What needs to be done:
Tally the lines of the records below that include the word "text", and write down only that tally.

_ _ _ _ _

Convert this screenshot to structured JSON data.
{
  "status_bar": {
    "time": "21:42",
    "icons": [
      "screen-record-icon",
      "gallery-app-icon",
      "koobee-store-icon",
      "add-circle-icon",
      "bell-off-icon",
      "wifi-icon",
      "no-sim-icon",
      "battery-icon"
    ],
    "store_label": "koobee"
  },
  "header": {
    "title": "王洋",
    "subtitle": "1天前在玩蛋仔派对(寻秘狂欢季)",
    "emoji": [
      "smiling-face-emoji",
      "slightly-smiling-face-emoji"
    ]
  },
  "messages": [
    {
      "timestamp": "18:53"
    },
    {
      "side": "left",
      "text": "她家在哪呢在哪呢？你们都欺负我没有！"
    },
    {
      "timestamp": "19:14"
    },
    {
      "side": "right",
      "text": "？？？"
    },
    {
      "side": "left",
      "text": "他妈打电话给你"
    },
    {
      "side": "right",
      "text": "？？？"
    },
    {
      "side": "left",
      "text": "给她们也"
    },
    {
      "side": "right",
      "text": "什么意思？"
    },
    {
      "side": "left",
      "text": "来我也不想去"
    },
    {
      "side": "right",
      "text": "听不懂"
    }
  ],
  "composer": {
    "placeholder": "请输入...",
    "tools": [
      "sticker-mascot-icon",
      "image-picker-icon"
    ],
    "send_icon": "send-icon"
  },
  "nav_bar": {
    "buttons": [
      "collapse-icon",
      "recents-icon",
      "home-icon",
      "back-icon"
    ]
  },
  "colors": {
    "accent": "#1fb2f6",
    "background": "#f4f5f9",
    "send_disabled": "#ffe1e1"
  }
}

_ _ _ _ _

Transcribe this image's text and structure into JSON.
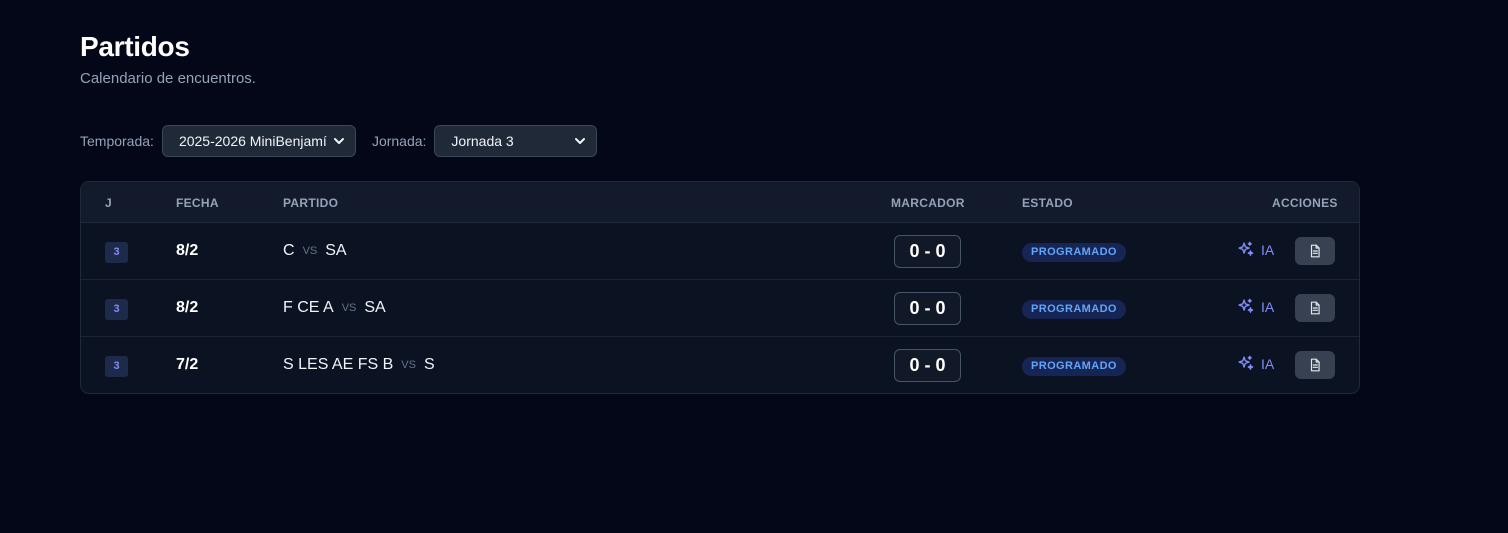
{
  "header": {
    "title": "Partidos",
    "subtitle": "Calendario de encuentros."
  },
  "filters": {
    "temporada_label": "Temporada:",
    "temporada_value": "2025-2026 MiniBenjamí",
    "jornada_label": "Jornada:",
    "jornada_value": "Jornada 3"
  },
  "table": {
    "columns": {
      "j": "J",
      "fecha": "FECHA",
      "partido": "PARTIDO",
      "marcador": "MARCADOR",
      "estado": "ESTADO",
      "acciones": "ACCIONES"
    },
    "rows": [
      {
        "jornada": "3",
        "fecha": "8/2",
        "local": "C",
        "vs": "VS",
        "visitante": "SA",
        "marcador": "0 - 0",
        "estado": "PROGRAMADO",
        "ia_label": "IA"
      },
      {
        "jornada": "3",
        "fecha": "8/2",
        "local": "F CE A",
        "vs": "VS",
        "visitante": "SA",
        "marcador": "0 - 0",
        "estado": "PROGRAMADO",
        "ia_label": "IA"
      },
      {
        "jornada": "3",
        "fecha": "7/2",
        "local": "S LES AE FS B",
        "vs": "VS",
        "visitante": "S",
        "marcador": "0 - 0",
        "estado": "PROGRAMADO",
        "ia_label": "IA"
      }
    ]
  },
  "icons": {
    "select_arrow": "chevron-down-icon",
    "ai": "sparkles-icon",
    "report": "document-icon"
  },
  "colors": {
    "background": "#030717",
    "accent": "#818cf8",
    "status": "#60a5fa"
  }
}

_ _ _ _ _

Response to the task:
9